Taipei (Taiwan News) — Out of 82 frozen desserts and beverages tested by the Taipei City Government's Department of Health, 6 fell short of the hygiene standards.
Taipei City Government today (Aug. 5) revealed the results of a third round of food hygiene tests of unpackaged frozen products and their toppings, the sale of which soars in the summer heat. A total of 74 bulk products, as well as 8 kinds of toppings, were tested, and 6 failed to meet the hygiene standards in both the first and second rounds, including products from well-known drink shops and convenience stores.
Colonies of E. coli and Coliform bacteria were discovered in samples during the first test, with 39 products failing to meet government hygiene standards. The shops whose products failed the test were given a period of time to improve the hygiene of their products, but 6 of them failed again in the second round of testing.
Products that did not meet the hygiene standards include the brown sugar oolong tea with pearls at JLD Dragon's Zhongshan-Minquan branch (吉龍糖中山民權門市), Fukuoka Yame green tea latte at 7-Eleven's Sing-Fu branch (興復門市), green tea at Beitou's Yi-ji-bang restaurant (乙吉玤創意料理), chocolate chip milkshake at CITYMILK's Da'an branch (果村企業社大安分店), sugar cane smoothie at Sugarcane Mama's Yongji branch (甘蔗の媽媽永吉店), and chocolate snow ice at Wanhua District's Sing-Chun ice shop (幸春豆花店), reported UDN.
According to 7-Eleven, the finding is an individual case at a single branch, which has been asked to improve hygienic conditions immediately. The company also said that it would conduct food safety checks at all of its branches across Taiwan.
Yi-ji-bang restaurant attributed the result to its ice-making machine, which is under repair at the moment. CITYMILK reportedly faulted its water and said it would change the filter more frequently in the future.
Sugarcane Mama's Yongji branch blamed its smoothie machines for the problem and promised to ensure the hygiene of its equipment and environment. Meanwhile, Sing-Chun ice shop said the product in question was bought from its supplier, whom they would ask to provide a food hygiene certificate.
The shops whose products did not pass the hygiene test are in violation of the Act Governing Food Sanitation and will thus face a fine of NT$30,000 (US$948), reported the Liberty Times. The authorities will also conduct follow-up examinations to ensure the products are up to standard.

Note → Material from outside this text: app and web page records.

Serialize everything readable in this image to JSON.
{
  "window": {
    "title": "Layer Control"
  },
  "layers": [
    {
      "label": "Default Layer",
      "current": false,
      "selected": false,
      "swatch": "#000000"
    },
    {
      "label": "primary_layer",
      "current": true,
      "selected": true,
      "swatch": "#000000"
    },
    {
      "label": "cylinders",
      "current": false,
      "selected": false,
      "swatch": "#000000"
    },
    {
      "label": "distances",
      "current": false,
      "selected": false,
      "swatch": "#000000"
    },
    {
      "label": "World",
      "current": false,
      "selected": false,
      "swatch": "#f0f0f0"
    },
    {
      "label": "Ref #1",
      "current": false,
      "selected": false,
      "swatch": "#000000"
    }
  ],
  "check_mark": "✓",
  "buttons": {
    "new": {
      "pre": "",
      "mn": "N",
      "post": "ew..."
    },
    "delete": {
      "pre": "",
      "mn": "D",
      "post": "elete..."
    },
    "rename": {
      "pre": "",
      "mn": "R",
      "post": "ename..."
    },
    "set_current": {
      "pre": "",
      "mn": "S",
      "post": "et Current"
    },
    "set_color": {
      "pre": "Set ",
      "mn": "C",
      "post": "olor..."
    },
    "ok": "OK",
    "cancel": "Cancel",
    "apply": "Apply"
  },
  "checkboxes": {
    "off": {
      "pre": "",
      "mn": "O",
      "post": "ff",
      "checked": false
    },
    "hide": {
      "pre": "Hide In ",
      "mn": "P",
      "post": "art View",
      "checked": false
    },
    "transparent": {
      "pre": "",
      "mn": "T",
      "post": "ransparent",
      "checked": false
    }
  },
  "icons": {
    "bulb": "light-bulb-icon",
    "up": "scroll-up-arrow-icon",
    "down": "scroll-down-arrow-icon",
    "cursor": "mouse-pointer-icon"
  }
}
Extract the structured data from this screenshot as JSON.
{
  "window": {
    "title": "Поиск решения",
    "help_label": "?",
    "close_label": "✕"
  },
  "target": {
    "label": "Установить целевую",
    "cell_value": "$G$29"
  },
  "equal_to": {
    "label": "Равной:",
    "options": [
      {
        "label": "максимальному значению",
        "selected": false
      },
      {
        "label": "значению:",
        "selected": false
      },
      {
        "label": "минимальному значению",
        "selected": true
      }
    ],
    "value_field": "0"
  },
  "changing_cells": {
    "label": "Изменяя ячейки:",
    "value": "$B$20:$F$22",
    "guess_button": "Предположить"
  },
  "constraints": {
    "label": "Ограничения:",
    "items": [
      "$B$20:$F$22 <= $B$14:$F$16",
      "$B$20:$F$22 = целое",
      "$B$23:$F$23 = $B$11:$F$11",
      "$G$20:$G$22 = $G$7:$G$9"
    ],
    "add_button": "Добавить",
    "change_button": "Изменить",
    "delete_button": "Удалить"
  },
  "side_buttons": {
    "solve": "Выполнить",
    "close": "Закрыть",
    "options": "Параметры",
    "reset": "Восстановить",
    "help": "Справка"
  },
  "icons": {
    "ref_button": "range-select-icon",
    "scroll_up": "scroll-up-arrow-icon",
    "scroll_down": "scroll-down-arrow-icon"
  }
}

Although the excessive number of Coliform bacteria found in the samples are unlikely to cause food poisoning, the do indicate poor hygiene. The Department of Health called for businesses to ensure up-to-standard food hygiene while making and selling their products for customers to pay close attention to the hygienic conditions of an establishment before making a purchase.